Inside his family’s wrecked mobile home, 10-year-old Gerardo Hernandez holds his nose to block the mildew smell, stepping gingerly over soaked floorboards that buckle under his feet.
He points out the septic tank with a loose concrete cover and explains that snakes have been slithering out of it.
Across the way, his friend Maria Rivera, 13, explains that water rose so high inside the Eddins Mobile Home Park that toilets filled up with mud.
She leads a tour through piles of wet mattresses and sacks of garbage piled chest high, the wreckage pulled from 30 single-wide mobile homes with brown water stains halfway up the walls and spots of black mold appearing on the ceiling.
In the middle of it, near where the family Bible is drying on a porch railing, Rivera spots a colorful piece of paper in the mud.
“My painting!” she says, picking it up and reattaching a red ribbon that lays nearby. “This is from the art show. I got second place.”
The mobile home park sits within sight of well-traveled N.C. 50, an easy walk from Newton Grove’s traffic circle. More than 200 people in this community, most of them migrant workers who tend and pick tobacco, saw water from Beaver Dam Swamp rise up to 10 feet high, soaking their clothing, spoiling their food and carrying off their furniture.
Many of their homes now have holes in the floor and loose walls that wobble. Dozens reported that the landlord had driven through quickly and advised them to pull up carpets.
“That’s all he said,” said Mary Lott, 63, who has lived in her single-wide for 27 years and now has sewer gas seeping in through a broken pipe. “But after carrying the carpet up, where you going to go? No more good to stay in here. No more good. Little snakes through here. Little snakes.”
A call to Manuel Lopez, whom neighbors identified as the landlord, went unanswered Thursday.
After Hurricane Matthew struck on Saturday, residents huddled inside their cars or slept on couches in their still-wet living rooms.
“They had a lobster in their house,” said Maria, pointing to a neighbor who endured a crawfish invasion.
“Two fishes died over there,” Gerardo reported.

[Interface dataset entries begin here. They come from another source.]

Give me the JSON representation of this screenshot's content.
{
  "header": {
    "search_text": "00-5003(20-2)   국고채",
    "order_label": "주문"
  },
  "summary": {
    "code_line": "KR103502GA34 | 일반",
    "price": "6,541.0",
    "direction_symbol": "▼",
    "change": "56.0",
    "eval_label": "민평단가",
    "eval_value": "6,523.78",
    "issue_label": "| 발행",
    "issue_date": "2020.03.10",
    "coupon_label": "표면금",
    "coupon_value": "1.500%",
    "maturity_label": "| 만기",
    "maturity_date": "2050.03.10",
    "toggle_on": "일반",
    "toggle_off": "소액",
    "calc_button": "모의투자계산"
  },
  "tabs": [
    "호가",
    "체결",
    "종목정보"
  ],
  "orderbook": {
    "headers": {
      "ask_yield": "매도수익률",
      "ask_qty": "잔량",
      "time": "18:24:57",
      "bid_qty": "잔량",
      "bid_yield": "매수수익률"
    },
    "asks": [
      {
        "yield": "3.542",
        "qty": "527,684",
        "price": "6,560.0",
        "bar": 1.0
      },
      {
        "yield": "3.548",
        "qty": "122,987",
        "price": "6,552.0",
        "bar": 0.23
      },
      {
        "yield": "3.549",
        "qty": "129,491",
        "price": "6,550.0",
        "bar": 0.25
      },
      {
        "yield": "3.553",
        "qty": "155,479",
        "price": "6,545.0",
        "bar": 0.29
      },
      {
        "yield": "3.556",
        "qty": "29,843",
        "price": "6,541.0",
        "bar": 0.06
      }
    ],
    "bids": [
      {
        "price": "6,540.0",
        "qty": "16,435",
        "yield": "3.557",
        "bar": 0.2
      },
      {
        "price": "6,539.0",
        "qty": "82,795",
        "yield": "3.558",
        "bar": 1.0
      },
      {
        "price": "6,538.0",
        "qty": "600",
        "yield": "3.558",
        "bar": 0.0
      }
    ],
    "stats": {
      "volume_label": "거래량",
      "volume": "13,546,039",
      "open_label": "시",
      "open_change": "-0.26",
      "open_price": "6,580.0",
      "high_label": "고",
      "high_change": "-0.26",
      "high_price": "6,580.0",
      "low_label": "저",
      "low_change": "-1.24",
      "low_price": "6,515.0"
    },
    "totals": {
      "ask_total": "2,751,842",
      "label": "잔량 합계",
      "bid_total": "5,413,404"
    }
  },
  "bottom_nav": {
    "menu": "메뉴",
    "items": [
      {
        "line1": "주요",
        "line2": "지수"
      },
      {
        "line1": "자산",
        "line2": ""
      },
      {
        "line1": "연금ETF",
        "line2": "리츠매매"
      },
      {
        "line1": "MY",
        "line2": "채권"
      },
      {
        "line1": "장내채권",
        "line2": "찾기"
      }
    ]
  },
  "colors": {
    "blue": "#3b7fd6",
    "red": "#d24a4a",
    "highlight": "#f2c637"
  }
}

Neighbors said the mobile home park holds as many as 300 people when full, and that its population fluctuates depending on work. Some travel back and forth to Mexico, others to Florida.
Maria Rivera’s father Tomas, 42, said his family of five has spent the last 13 years at Eddins, where he works whatever job he can. Most of the residents, he said, are employed by a group called Los Panchos, which carries them by bus to the fields.
“Everything gone,” he said. “Sleep in my van. My wife. My family. Everything no good.”
On Thursday afternoon, five days after the storm, the Sampson County Department of Social Services arrived to say a shelter would open at Hobbton Middle School. Once there, officials explained through a translator, they could apply for disaster aid.
Volunteers from Smithfield hauled more than three truckloads of blankets, shoes, orange juice and homemade meals Thursday. Two Red Cross volunteers from Kalamazoo, Mich., arrived in a van to pass out supplies. One of them, Jim Kowalski, described the garbage-strewn community as “a mess.”
“It’s so soon after,” said his wife, Nancy. “The wheels aren’t in motion yet.”
Many residents asked how long they would need to stay. Some said the wood would dry out eventually, allowing them to stay. Others, like Martin Rodriguez, who moved to Eddins three months ago and has spent the storm’s aftermath on a mattress under a patch of black mold, will just move on.